Canadian Composite Leading Indicator (CI)
Detailed information for May 2004
The Canadian Composite Leading Indicator is comprised of ten components which lead cyclical activity in the economy and together represent all major categories of Gross Domestic Product (GDP). It thus reflects the variety of mechanisms that can cause business cycles.
Data release - June 22, 2004
The Canadian Composite Leading Indicator is comprised of ten components which lead cyclical activity in the economy and together represent all major categories of Gross Domestic Product (GDP). It thus reflects the variety of mechanisms that can cause business cycles. Eight components are available from 1952 to 1965, 9 from 1966 to 1971 and 10 from 1972. Average lead times can be highly variable, and the leading index will always be more volatile than GDP since the components are specifically selected as representing very sensitive indicators of total demand and output.
The Canadian System of National Accounts (CSNA) provides a conceptually integrated statistical framework for studying the state and behavior of the Canadian economy. The accounts are centered on the measurement of activities associated with the production of goods and services, the sales of goods and services in final markets, the supporting financial transactions, and the resulting wealth positions.
To produce financial statistics, the CSNA measures the economic dimensions of the public sector of Canada, including the financial inter-relationships among the thousands of entities that make up the three levels of government in Canada (federal, provincial and territorial, and local). In order to carry out this program, the CSNA maintains a universe of all public sector entities including their complex inter-relationships.
- Economic accounts
- Leading indicators
Data sources and methodology
The Canadian economy.
This methodology does not apply.
This methodology does not apply.
Data are extracted from administrative files and derived from other Statistics Canada surveys and/or other sources.
Four of the 10 indicators come from sources outside of Statistics Canada. They are the Housing Index whose source is the "Multiple Listing Services"; the TSE 300 Stock Price Index; the M1 Money Supply from the Bank of Canada; and the US Conference Board Leading Indicator.
This methodology type does not apply to this statistical program.
No imputation is done for this survey.
The components of the Canadian Leading Indicator were selected to reflect the variety of mechanisms that can cause business cycles. All major categories of Gross Domestic Product are represented in the leading index by component leading indicators that are associated with the expenditure category. The component indicators must also be available in a timely fashion (i.e. no more than 2 months after the end of the reference month).
The composite index is the simple, unweighted average of the standardized components. It has been found both here and in the United States that experiments in assigning different weights to the components do not significantly improve the results.
The composite index is then standardized so that its mean and standard deviation of its growth rate are equal to those of real GDP and its components, respectively. This is done to give the leading index the same trend as GDP, and facilitates comparisons of the two. Finally, the composite is converted to a 1992=100 index.

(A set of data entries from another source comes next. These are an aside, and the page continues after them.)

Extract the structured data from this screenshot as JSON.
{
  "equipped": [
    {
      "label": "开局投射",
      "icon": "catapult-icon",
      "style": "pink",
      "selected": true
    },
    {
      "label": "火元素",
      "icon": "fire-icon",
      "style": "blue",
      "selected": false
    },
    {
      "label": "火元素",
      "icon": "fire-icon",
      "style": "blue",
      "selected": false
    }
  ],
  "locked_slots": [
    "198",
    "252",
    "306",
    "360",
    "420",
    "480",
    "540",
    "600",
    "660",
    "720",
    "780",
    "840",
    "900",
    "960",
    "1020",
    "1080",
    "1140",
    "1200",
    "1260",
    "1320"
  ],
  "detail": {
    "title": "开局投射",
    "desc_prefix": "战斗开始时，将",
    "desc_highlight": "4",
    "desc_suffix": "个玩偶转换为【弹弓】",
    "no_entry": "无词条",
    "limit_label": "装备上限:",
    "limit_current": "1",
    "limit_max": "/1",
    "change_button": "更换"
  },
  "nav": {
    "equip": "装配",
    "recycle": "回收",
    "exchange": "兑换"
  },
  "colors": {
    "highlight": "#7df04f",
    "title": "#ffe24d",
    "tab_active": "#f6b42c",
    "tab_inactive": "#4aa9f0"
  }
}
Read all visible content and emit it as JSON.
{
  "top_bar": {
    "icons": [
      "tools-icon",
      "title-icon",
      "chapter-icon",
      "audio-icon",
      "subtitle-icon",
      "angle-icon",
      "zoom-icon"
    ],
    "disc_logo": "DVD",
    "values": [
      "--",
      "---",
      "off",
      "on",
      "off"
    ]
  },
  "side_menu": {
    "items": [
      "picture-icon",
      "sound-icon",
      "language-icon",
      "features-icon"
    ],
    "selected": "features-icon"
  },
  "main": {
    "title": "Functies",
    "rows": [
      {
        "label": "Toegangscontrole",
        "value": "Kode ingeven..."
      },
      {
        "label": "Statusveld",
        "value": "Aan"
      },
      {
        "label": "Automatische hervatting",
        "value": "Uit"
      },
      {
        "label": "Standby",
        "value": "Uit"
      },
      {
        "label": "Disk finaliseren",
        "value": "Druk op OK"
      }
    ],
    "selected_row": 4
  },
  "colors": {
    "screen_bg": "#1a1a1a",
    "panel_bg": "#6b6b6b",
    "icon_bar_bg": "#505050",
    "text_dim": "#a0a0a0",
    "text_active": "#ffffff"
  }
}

To take advantage of all available information, we assemble all the components for the latest month available. This implies that January data for five of the components will be combined with the December value of the US leading indicator and the November data on manufacturing and retail trade. This new composite index, which will be published for the first time in February, would be called the composite index for January since the most components refer to this month. These components include the Toronto stock exchange, the money supply, employment in personal and business services, the average workweek in manufacturing from the labour force survey, and housing starts (the average workweek will be benchmarked to the data from the survey of employment, payrolls and hours after two months when this date becomes available, while the housing index will be revised to incorporate house sales when this data is published one month later).
The composite leading indicator and its ten components are smoothed so as to reduce erratic movements. Statistics Canada uses a 5-month moving average to reduce irregular fluctuations in the leading index. This smoothing allows users to better judge the true underlying signal of the course the economy is likely to take. Smoothing also reduces the effect of revisions that are inevitably made to most of the source data.
Data are analyzed for time series consistency and linked to current economic events.
Statistics Canada is prohibited by law from releasing any information it collects that could identify any person, business, or organization, unless consent has been given by the respondent or as permitted by the Statistics Act. Various confidentiality rules are applied to all data that are released or published to prevent the publication or disclosure of any information deemed confidential. If necessary, data are suppressed to prevent direct or residual disclosure of identifiable data.
Revisions and seasonal adjustment
Data for the five months preceding the reference month are subject to revision.
The statistical accuracy of the indicators corresponds to the one of the source data and is considered by the users as highly reliable.